Adam rejoices in this similarity when he exclaims, “this is at last bone of my bones and flesh of my flesh; this one shall be called woman, for out of man this one was taken” (Gen. 2:23). Adam recognized the similarity he shared with Eve, a similarity he did not share with the animals. The names given to man and woman continue the theme of rejoicing in the likeness and unity of the two.
Just as Adam and Eve were made from the same flesh, in marriage they become one flesh again as Genesis 2:24 states, “Therefore a man leaves his father and his mother and clings to his wife and they become one flesh.” This is the first time marriage appears in the Bible. There is nothing patriarchal about this text. In fact, contrary to the tradition of the woman being “given away” by her father to her husband, in the biblical account the man leaves his father and mother to unite with his wife.
At no point in the Genesis account of creation does God give the man “headship” or a “spiritual leadership” role over the woman. If male-only leadership and authority over women was God’s intent, wouldn’t this have been the perfect time to make this clear, right at the beginning of creation?

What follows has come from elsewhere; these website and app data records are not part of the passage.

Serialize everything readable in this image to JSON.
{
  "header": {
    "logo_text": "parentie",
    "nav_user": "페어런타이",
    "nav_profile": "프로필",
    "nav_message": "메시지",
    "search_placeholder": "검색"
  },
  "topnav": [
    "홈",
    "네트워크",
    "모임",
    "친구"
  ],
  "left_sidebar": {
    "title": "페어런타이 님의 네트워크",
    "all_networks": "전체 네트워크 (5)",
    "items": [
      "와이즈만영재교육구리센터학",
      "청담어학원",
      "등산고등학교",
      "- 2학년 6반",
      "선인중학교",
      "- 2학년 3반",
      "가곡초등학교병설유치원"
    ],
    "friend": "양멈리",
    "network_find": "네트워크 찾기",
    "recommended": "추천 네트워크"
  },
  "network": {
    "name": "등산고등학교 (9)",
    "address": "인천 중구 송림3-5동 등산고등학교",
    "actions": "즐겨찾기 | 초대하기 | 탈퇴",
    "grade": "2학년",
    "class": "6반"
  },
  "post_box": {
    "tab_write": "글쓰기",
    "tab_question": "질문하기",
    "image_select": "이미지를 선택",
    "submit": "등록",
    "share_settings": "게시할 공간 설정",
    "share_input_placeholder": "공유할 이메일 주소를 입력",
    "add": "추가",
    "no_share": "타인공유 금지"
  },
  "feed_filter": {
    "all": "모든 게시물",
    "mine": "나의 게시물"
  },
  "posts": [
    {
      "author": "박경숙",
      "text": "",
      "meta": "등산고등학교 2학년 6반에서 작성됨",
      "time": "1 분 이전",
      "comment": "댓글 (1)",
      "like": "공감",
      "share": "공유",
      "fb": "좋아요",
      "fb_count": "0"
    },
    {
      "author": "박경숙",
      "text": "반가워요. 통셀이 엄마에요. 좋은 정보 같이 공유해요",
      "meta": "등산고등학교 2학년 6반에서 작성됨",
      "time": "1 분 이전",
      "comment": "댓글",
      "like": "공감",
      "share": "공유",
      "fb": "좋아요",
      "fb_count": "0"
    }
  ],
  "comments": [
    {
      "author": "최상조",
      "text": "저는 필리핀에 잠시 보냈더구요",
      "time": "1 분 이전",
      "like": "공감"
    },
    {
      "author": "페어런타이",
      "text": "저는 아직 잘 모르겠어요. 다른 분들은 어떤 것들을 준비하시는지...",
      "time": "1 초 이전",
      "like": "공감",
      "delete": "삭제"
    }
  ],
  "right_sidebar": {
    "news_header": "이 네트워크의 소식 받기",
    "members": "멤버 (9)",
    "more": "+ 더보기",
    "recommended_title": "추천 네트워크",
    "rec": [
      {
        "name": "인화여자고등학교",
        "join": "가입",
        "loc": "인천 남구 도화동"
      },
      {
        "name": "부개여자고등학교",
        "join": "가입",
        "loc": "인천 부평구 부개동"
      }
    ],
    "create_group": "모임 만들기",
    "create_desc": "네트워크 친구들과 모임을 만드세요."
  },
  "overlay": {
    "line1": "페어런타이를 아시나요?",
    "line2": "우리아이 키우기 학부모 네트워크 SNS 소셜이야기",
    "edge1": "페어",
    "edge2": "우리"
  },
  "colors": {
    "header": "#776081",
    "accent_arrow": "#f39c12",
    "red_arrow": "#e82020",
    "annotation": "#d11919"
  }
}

Instead, God gave man and woman shared dominion over the earth and its creatures. The first mention of a spouse ruling over another only comes after the Fall as a consequence of sin in Genesis 3:16. But here at the beginning, the focus of marriage is clear: the one flesh relationship of the two.
I still wonder how people can read the creation account in Genesis and come to the conclusion that man was intended to be an authority over the woman. The intent of the narrative is to show Adam’s lack before the creation of Eve, and to show the unity, likeness, and interdependence between man and woman. For this reason, I think reading male “headship” into this text is a complete distortion.
If God’s design for male-female relationships was unity and interdependence, and if hierarchy in relationships came as a result of sin, perhaps we need to reevaluate teachings on male “headship” in marriage today. Rather than perpetuating the results of the Fall by modeling hierarchy in relationships, we should model our relationships after the unity of flesh and purpose so clearly displayed in Genesis 1–2.
The young woman at my college who shared her frustrations with her relationship wanted her boyfriend to be her “spiritual leader.” Why should she try to be less of a leader and why should her boyfriend try to be more of a leader—especially if doing so would quench the gifts God had given them? Perhaps if this young woman had let go of this unbiblical notion, they could both be free to support one another in developing their gifts and to celebrate the mutuality they already enjoyed in their relationship.